Social Science

   

The Simulation Argument and Incompleteness of Information

Authors: Shreyansh Goyal

Nick Bostrom, in his paper titled “Are you living in a computer simulation?” [Philosophical Quarterly. 2003, 53, 243‐255], presented an argument as to why the possibility of an advanced human civilization that can generate human-like observers greatly bolsters the view that we might be living in a simulation. Bostrom argues why the fraction of simulated observers among all types of observers with human-like experiences would be close to one, provided one accepts some assumptions, and then the bland principle of indifference dictates as to why one must thus, assuming himself to be a random observer, put the highest credence in the option which is the most common. Bostrom’s case rests on the idea that we lack evidence to shift our credence the other way, against the probabilistic conclusions, significantly, however, I argue that we are justified in doing so and a priori. Using Bayesian analysis, I show that the conclusion of the argument need not possess similar credence as the argument suggests, even granting all its assumptions.

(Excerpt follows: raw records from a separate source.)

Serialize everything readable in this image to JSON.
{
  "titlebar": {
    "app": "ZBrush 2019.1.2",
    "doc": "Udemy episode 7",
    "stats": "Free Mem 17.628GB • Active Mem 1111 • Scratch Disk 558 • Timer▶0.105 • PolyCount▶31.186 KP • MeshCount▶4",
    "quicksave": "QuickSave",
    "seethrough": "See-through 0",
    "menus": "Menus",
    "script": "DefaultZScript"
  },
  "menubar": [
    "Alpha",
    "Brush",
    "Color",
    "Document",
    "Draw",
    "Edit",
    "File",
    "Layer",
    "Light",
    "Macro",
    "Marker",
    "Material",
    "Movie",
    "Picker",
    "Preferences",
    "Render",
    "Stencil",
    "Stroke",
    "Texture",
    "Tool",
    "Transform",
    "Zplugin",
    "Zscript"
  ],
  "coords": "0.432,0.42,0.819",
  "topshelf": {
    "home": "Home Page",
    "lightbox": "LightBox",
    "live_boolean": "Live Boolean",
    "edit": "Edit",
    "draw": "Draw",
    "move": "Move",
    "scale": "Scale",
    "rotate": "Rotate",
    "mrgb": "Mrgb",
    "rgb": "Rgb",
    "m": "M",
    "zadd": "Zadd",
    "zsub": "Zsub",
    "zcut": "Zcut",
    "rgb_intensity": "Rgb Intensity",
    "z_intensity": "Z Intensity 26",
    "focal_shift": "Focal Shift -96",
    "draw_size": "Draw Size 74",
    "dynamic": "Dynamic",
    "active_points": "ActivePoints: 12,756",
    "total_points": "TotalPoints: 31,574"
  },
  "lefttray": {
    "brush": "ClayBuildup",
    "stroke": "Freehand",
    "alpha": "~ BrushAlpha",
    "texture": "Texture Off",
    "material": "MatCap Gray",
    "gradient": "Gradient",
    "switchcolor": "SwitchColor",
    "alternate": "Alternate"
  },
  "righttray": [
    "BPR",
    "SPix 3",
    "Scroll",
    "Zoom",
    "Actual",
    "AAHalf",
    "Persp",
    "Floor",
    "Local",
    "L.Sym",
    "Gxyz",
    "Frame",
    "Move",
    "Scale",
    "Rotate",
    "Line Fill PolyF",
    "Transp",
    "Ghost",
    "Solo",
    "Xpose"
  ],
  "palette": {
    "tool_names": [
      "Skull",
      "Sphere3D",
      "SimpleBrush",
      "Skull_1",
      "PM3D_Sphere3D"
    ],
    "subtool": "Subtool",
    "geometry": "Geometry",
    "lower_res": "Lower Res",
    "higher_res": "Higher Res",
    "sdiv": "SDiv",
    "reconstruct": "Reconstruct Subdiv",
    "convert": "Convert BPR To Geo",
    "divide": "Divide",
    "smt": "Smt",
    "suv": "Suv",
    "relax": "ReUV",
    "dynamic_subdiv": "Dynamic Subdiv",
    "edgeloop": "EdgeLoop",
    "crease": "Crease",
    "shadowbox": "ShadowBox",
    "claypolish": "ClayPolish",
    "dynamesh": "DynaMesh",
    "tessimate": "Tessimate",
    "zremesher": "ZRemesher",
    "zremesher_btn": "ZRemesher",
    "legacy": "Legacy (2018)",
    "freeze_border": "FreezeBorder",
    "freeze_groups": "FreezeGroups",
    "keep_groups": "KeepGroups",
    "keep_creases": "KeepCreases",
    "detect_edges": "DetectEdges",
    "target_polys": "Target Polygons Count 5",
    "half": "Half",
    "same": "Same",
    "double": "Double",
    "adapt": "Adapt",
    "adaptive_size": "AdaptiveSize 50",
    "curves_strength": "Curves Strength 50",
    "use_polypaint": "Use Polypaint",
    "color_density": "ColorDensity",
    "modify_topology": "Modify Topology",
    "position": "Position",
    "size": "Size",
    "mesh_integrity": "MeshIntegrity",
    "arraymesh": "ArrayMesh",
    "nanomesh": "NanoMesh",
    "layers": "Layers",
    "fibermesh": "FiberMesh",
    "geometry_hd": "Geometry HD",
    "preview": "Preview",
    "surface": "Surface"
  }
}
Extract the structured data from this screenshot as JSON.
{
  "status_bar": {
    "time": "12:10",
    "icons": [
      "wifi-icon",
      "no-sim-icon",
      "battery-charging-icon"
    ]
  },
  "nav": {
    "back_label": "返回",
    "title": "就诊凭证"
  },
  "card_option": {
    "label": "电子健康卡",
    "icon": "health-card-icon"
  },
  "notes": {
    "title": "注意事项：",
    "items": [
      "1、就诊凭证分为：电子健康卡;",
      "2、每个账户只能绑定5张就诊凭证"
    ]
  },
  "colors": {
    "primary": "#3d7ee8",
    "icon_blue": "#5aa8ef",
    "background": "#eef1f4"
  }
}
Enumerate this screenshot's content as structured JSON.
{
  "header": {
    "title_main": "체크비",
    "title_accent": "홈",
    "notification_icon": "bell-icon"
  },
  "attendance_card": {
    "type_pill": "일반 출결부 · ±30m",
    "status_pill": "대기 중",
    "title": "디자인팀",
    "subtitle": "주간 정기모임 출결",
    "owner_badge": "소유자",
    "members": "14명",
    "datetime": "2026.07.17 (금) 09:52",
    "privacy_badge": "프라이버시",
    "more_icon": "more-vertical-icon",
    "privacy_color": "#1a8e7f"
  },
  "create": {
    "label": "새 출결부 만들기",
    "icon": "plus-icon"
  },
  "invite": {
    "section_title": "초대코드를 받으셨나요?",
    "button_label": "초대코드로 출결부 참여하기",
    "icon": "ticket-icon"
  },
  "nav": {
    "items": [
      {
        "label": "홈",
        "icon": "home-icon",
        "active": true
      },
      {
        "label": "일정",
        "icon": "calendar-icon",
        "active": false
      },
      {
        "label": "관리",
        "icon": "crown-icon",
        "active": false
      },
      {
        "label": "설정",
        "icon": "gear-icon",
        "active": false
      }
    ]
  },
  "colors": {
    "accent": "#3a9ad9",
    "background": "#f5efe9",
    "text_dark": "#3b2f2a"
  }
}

Comments: 20 pages

Download: PDF

Submission history

[v1] 2019-06-05 12:48:05

Unique-IP document downloads: 7 times

Vixra.org is a pre-print repository rather than a journal. Articles hosted may not yet have been verified by peer-review and should be treated as preliminary. In particular, anything that appears to include financial or legal advice or proposed medical treatments should be treated with due caution. Vixra.org will not be responsible for any consequences of actions that result from any form of use of any documents on this website.

Add your own feedback and questions here:
You are equally welcome to be positive or negative about any paper but please be polite. If you are being critical you must mention at least one specific error, otherwise your comment will be deleted as unhelpful.

comments powered by Disqus